What you should do >>
Some lines below hold "price". Pick them out and copy them.

Exercise materials >>
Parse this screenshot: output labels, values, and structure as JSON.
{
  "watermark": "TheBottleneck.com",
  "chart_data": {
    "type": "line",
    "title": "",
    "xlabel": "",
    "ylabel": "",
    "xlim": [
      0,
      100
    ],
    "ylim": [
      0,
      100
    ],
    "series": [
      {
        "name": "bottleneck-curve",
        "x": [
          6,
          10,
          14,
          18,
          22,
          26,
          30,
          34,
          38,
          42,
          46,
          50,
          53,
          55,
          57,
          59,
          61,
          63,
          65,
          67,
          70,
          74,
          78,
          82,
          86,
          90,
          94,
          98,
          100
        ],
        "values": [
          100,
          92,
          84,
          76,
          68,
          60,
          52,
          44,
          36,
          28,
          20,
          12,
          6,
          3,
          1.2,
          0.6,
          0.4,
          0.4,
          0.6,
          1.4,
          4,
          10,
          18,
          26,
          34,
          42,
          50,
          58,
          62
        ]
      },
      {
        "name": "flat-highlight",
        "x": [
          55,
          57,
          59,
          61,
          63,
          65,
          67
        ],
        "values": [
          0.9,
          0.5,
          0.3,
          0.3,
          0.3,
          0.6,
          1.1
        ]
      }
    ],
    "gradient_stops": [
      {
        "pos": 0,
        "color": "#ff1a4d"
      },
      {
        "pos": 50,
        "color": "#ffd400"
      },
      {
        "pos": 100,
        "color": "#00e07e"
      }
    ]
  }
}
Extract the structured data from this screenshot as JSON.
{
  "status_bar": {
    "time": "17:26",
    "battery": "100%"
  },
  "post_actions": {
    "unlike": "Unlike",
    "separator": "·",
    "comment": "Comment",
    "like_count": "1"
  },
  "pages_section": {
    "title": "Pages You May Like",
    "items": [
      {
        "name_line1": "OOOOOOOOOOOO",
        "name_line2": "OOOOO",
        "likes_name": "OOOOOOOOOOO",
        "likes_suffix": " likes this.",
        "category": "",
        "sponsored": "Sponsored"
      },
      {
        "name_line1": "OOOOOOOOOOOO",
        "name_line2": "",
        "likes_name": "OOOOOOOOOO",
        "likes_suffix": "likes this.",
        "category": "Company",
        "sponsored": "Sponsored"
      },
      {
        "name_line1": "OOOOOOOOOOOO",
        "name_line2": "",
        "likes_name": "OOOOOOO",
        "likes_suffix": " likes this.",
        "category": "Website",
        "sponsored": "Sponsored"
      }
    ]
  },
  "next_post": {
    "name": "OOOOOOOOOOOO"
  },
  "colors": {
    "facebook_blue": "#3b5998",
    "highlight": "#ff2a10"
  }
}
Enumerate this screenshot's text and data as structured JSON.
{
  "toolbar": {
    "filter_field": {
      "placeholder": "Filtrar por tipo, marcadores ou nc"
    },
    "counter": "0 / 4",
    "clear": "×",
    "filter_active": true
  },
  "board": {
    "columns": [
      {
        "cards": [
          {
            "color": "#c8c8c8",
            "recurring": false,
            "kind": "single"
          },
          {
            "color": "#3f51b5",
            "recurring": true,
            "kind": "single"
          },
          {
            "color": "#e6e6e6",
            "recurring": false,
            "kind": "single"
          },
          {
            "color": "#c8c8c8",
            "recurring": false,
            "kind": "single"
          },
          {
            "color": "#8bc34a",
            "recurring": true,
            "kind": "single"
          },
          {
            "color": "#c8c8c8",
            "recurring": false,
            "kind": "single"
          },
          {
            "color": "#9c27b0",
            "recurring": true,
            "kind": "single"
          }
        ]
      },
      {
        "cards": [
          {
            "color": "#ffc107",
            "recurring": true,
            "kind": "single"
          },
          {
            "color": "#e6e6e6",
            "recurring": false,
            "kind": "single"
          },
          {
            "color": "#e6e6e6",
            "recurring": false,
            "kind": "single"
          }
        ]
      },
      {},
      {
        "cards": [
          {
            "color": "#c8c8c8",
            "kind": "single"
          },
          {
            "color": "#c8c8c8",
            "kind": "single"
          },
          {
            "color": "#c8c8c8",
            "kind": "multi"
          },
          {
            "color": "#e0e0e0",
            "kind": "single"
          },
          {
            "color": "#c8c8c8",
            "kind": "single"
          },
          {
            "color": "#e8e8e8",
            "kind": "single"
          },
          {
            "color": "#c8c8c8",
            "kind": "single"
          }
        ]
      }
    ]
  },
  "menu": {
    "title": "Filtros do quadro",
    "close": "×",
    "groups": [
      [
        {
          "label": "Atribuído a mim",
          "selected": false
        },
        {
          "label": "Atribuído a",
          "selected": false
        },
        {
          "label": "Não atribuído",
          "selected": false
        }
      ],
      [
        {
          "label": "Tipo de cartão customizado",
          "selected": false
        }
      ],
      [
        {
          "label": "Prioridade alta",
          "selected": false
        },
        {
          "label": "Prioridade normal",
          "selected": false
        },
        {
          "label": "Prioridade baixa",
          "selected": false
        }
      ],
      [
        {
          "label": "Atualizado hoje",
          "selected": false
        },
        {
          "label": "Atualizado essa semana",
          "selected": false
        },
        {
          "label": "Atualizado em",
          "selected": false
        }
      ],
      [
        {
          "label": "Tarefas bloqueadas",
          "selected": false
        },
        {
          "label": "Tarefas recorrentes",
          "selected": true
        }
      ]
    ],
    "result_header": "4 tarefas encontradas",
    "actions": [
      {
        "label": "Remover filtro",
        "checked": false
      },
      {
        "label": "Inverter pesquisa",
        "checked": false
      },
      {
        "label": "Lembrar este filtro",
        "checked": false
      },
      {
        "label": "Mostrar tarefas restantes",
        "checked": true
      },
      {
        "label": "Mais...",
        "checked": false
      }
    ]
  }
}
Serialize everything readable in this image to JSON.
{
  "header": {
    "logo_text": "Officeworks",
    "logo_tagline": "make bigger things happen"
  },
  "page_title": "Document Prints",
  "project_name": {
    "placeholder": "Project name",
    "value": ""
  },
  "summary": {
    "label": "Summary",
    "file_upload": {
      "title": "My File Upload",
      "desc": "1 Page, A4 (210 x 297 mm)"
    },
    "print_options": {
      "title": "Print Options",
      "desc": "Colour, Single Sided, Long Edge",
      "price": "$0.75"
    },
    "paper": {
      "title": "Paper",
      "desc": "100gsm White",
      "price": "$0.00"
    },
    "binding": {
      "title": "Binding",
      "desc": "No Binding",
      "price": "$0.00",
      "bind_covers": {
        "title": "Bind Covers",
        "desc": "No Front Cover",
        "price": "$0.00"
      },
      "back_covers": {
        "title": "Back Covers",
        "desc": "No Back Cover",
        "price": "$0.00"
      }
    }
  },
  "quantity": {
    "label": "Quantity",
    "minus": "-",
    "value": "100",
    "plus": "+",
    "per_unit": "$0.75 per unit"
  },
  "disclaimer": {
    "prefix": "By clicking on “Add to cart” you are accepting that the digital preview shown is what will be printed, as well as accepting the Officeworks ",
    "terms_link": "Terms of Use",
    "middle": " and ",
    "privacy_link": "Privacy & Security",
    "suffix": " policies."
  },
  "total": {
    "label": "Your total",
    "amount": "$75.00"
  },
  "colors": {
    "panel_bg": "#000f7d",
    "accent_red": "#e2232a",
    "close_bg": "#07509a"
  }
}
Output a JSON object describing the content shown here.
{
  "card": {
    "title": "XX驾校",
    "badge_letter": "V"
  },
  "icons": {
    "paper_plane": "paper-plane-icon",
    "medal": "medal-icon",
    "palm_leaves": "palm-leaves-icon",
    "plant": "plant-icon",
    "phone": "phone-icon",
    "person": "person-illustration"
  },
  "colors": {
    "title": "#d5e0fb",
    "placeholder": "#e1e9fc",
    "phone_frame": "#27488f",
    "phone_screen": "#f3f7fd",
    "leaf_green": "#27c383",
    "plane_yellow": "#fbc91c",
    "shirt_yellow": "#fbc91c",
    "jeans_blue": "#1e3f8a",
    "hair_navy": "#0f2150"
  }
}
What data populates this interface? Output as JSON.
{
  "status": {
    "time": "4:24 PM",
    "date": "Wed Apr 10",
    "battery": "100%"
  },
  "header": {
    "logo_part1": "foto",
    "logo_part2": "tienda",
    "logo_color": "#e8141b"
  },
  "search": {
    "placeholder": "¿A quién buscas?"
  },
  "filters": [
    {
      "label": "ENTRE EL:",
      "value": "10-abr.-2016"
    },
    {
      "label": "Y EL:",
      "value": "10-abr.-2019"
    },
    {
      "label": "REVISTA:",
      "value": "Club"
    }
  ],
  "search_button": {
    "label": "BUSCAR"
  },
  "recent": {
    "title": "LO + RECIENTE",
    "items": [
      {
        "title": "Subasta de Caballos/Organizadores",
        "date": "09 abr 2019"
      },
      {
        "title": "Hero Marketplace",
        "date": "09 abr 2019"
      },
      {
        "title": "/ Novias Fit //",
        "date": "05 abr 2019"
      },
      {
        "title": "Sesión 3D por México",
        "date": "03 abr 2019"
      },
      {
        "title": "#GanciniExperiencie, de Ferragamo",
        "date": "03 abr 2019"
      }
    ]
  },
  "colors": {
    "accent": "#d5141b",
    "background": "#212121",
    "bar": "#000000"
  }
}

Answer space >>
      "price": "$0.75"
      "price": "$0.00"
      "price": "$0.00",
        "price": "$0.00"
        "price": "$0.00"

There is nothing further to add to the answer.